■ Records from a collection:
□ □ □ □ □ □ □

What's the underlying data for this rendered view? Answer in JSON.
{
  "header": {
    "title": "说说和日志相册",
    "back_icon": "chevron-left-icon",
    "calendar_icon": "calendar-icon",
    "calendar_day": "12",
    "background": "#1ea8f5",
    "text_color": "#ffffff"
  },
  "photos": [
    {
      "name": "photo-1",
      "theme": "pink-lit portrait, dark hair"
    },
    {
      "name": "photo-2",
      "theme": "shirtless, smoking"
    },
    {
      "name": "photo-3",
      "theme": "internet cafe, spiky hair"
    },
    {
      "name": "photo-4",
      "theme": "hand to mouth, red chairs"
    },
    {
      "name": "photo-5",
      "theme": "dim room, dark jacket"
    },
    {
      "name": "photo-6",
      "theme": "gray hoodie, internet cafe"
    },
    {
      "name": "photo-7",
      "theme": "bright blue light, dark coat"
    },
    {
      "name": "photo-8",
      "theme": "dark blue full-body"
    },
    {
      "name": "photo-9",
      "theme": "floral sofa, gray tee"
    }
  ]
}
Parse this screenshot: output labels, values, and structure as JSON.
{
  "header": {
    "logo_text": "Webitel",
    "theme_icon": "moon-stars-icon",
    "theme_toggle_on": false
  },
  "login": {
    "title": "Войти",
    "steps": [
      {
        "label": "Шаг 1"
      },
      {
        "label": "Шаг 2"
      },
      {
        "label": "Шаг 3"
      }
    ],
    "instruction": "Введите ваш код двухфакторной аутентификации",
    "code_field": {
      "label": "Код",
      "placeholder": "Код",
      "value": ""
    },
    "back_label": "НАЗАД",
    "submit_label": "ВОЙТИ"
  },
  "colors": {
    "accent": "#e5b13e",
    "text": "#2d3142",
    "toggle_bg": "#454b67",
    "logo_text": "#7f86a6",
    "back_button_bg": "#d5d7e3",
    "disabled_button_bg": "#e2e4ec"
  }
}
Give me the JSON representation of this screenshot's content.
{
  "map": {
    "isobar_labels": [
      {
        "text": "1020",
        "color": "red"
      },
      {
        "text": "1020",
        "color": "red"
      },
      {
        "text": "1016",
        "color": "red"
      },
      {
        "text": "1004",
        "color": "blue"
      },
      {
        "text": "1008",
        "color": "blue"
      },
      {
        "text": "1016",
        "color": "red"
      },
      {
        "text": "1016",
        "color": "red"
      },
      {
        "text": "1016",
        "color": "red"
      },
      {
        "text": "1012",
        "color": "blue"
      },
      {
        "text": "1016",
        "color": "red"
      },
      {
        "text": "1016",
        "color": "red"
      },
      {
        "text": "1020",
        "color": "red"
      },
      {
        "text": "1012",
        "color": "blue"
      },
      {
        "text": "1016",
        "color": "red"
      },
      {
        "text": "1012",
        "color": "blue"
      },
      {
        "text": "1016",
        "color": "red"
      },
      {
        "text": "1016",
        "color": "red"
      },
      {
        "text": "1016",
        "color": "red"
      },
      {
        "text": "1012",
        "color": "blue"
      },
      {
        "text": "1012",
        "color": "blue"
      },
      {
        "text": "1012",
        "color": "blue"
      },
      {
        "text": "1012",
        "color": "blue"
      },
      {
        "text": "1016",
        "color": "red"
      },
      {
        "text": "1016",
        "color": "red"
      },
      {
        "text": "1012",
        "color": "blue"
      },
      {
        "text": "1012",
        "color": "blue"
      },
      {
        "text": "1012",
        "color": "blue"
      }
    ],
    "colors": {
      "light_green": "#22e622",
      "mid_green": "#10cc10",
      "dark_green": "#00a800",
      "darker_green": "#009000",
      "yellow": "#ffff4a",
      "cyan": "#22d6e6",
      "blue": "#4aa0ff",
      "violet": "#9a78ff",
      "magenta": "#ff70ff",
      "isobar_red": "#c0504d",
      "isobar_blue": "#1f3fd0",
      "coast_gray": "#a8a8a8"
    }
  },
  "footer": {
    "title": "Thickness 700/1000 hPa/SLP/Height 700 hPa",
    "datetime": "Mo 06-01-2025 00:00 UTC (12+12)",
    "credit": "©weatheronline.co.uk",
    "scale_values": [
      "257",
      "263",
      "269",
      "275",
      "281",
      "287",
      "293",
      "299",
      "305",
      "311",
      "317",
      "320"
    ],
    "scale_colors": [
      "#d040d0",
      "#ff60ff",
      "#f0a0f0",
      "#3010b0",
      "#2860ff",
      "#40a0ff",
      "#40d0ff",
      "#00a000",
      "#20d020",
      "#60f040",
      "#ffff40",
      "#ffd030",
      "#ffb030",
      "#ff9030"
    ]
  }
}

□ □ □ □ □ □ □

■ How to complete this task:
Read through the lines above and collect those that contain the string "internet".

■ Task solution:
      "theme": "internet cafe, spiky hair"
      "theme": "gray hoodie, internet cafe"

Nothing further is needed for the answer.